• **YOUR ASSIGNMENT**: What lines in the records below hold the string "Device"? Please show them.

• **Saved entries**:
------------------------------------------------------------------------
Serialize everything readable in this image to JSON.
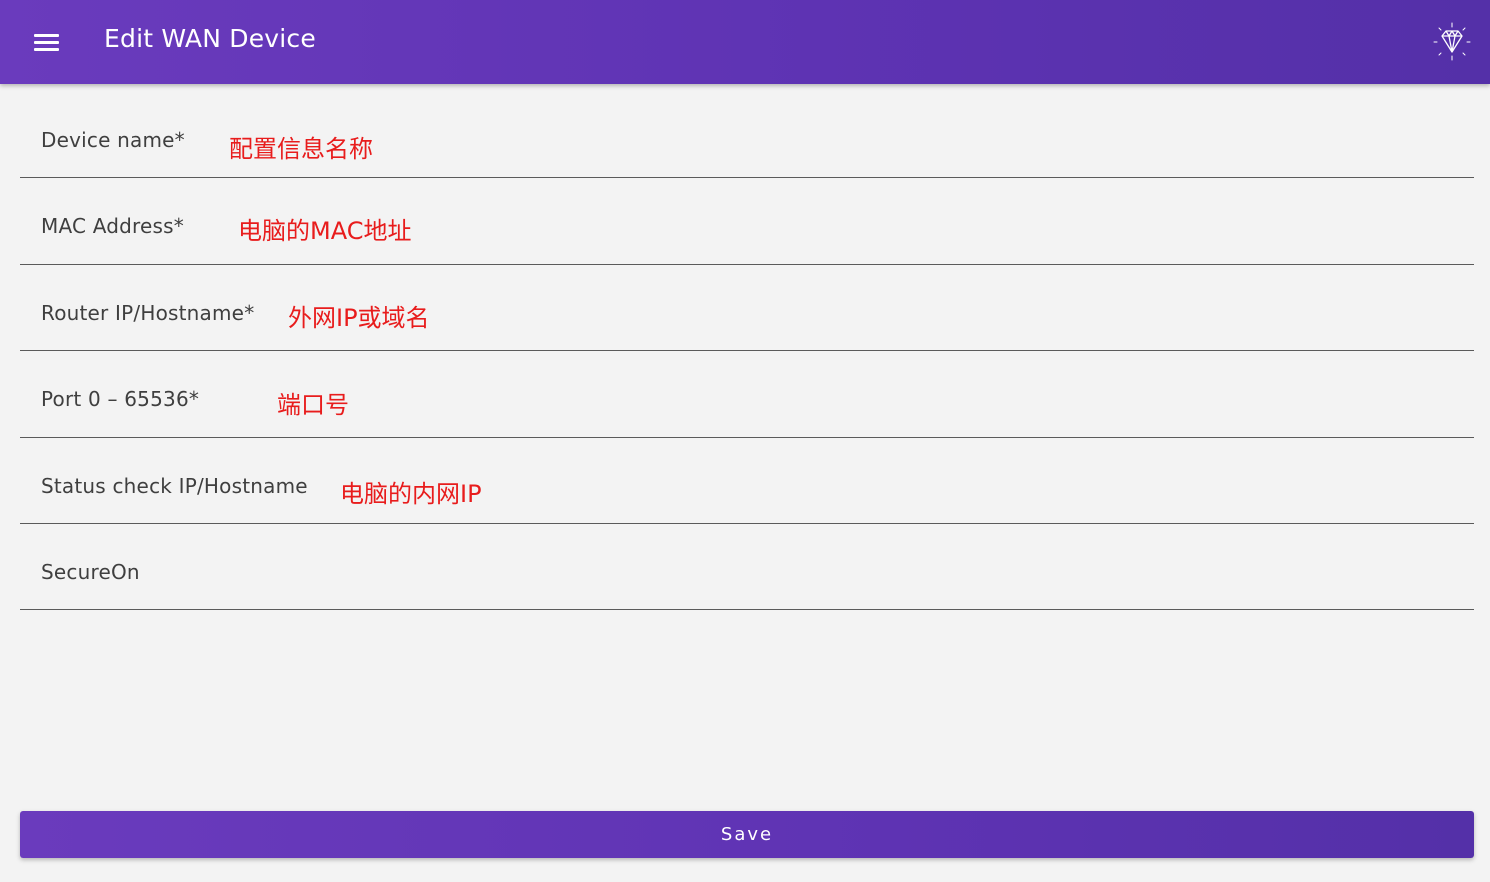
{
  "app_bar": {
    "title": "Edit WAN Device",
    "menu_icon": "hamburger-menu-icon",
    "action_icon": "diamond-gem-icon",
    "color": "#5e33b3"
  },
  "form": {
    "fields": [
      {
        "label": "Device name*",
        "value": "配置信息名称"
      },
      {
        "label": "MAC Address*",
        "value": "电脑的MAC地址"
      },
      {
        "label": "Router IP/Hostname*",
        "value": "外网IP或域名"
      },
      {
        "label": "Port 0 – 65536*",
        "value": "端口号"
      },
      {
        "label": "Status check IP/Hostname",
        "value": "电脑的内网IP"
      },
      {
        "label": "SecureOn",
        "value": ""
      }
    ],
    "value_color": "#e81c1c"
  },
  "save_button": {
    "label": "Save"
  }
}
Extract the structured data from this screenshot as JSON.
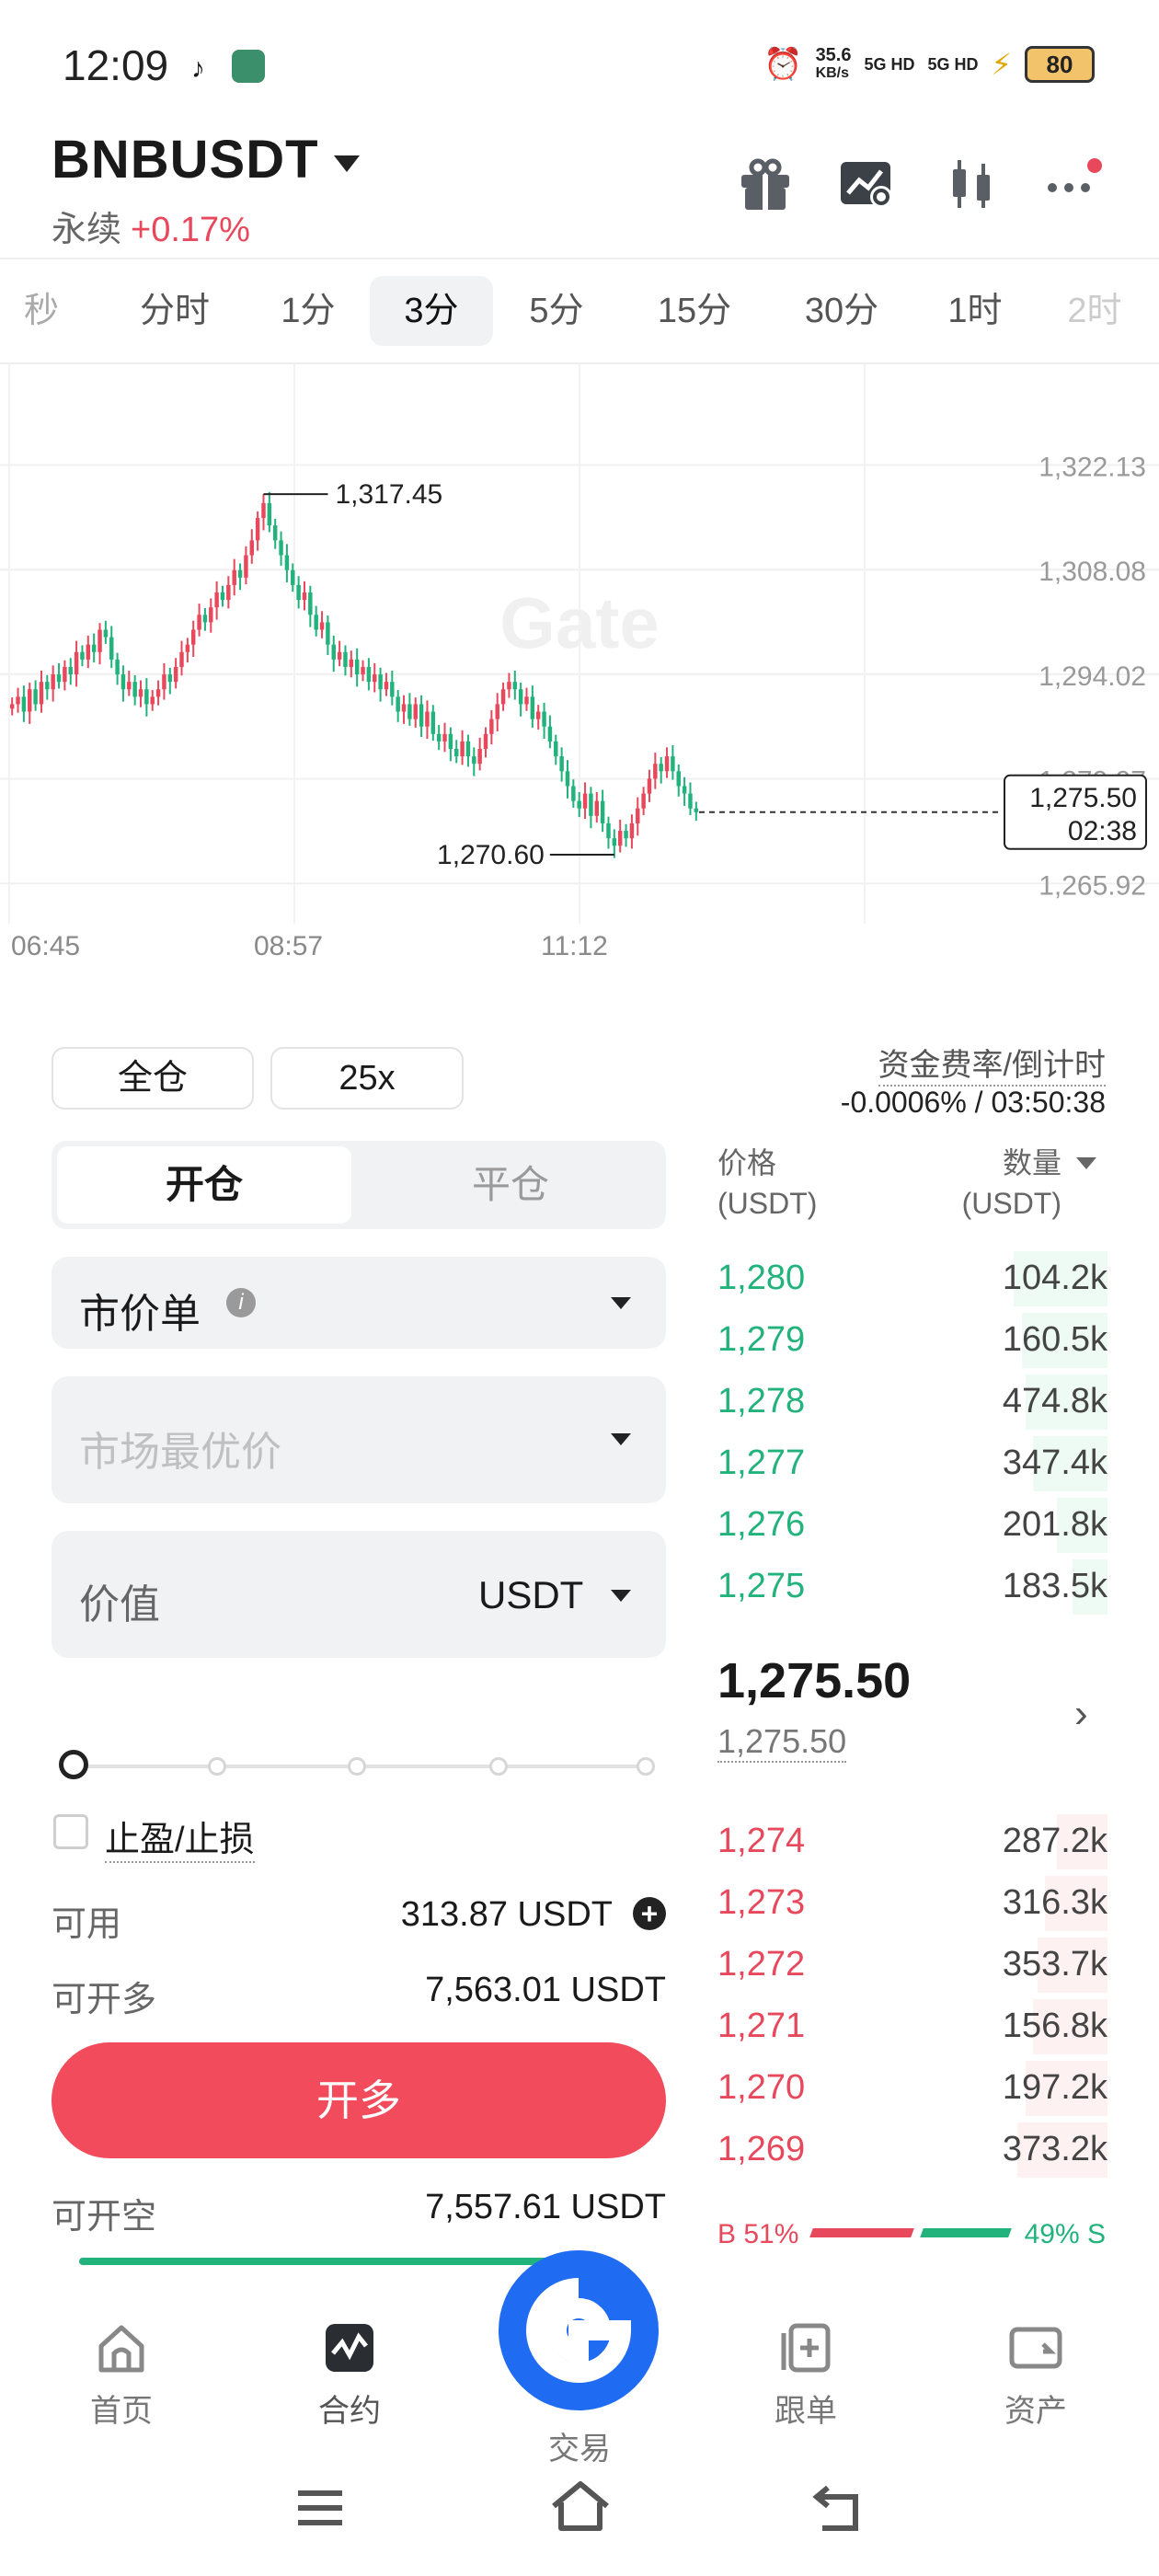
{
  "status_bar": {
    "time": "12:09",
    "net_speed": "35.6",
    "net_unit": "KB/s",
    "sig1": "5G HD",
    "sig2": "5G HD",
    "battery": "80"
  },
  "header": {
    "pair": "BNBUSDT",
    "contract_type": "永续",
    "change": "+0.17%"
  },
  "intervals": {
    "items": [
      "秒",
      "分时",
      "1分",
      "3分",
      "5分",
      "15分",
      "30分",
      "1时",
      "2时"
    ],
    "active": "3分"
  },
  "chart_data": {
    "type": "candlestick",
    "watermark": "Gate",
    "price_ticks": [
      "1,322.13",
      "1,308.08",
      "1,294.02",
      "1,279.97",
      "1,265.92"
    ],
    "time_ticks": [
      "06:45",
      "08:57",
      "11:12"
    ],
    "high_label": "1,317.45",
    "low_label": "1,270.60",
    "last_price": "1,275.50",
    "countdown": "02:38",
    "ylim": [
      1263,
      1326
    ],
    "closes": [
      1290,
      1291,
      1289,
      1292,
      1290,
      1293,
      1292,
      1294,
      1293,
      1295,
      1294,
      1297,
      1296,
      1298,
      1297,
      1300,
      1299,
      1296,
      1294,
      1292,
      1293,
      1291,
      1292,
      1290,
      1291,
      1292,
      1294,
      1293,
      1295,
      1297,
      1298,
      1300,
      1302,
      1301,
      1303,
      1305,
      1304,
      1306,
      1308,
      1307,
      1310,
      1312,
      1315,
      1317,
      1314,
      1312,
      1310,
      1308,
      1306,
      1304,
      1305,
      1302,
      1300,
      1301,
      1298,
      1296,
      1297,
      1295,
      1296,
      1294,
      1295,
      1293,
      1294,
      1292,
      1293,
      1291,
      1289,
      1290,
      1288,
      1290,
      1287,
      1289,
      1286,
      1285,
      1286,
      1284,
      1283,
      1285,
      1283,
      1282,
      1284,
      1286,
      1288,
      1290,
      1292,
      1293,
      1292,
      1290,
      1291,
      1288,
      1289,
      1287,
      1285,
      1283,
      1281,
      1279,
      1277,
      1276,
      1278,
      1275,
      1277,
      1274,
      1272,
      1271,
      1273,
      1272,
      1274,
      1276,
      1278,
      1280,
      1282,
      1281,
      1283,
      1281,
      1279,
      1278,
      1276,
      1275.5
    ]
  },
  "margin_mode": "全仓",
  "leverage": "25x",
  "funding": {
    "label": "资金费率/倒计时",
    "value": "-0.0006% / 03:50:38"
  },
  "order_tabs": {
    "open": "开仓",
    "close": "平仓"
  },
  "order_type": "市价单",
  "price_placeholder": "市场最优价",
  "amount": {
    "label": "价值",
    "unit": "USDT"
  },
  "slider_fraction": 0,
  "tpsl_label": "止盈/止损",
  "available": {
    "label": "可用",
    "value": "313.87",
    "unit": "USDT"
  },
  "can_long": {
    "label": "可开多",
    "value": "7,563.01 USDT"
  },
  "long_button": "开多",
  "can_short": {
    "label": "可开空",
    "value": "7,557.61 USDT"
  },
  "orderbook": {
    "price_header": "价格",
    "price_unit": "(USDT)",
    "qty_header": "数量",
    "qty_unit": "(USDT)",
    "asks": [
      {
        "price": "1,280",
        "qty": "104.2k",
        "depth": 0.24
      },
      {
        "price": "1,279",
        "qty": "160.5k",
        "depth": 0.22
      },
      {
        "price": "1,278",
        "qty": "474.8k",
        "depth": 0.21
      },
      {
        "price": "1,277",
        "qty": "347.4k",
        "depth": 0.19
      },
      {
        "price": "1,276",
        "qty": "201.8k",
        "depth": 0.13
      },
      {
        "price": "1,275",
        "qty": "183.5k",
        "depth": 0.09
      }
    ],
    "last": "1,275.50",
    "mark": "1,275.50",
    "bids": [
      {
        "price": "1,274",
        "qty": "287.2k",
        "depth": 0.13
      },
      {
        "price": "1,273",
        "qty": "316.3k",
        "depth": 0.16
      },
      {
        "price": "1,272",
        "qty": "353.7k",
        "depth": 0.18
      },
      {
        "price": "1,271",
        "qty": "156.8k",
        "depth": 0.19
      },
      {
        "price": "1,270",
        "qty": "197.2k",
        "depth": 0.21
      },
      {
        "price": "1,269",
        "qty": "373.2k",
        "depth": 0.23
      }
    ],
    "buy_ratio": "B 51%",
    "sell_ratio": "49% S"
  },
  "bottom_nav": [
    {
      "label": "首页"
    },
    {
      "label": "合约"
    },
    {
      "label": "交易"
    },
    {
      "label": "跟单"
    },
    {
      "label": "资产"
    }
  ],
  "colors": {
    "up": "#22b27c",
    "down": "#e8485b",
    "accent": "#1a6cf0"
  }
}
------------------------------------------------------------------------
• **ANSWER SPACE**:
    "title": "Edit WAN Device",
        "label": "Device name*",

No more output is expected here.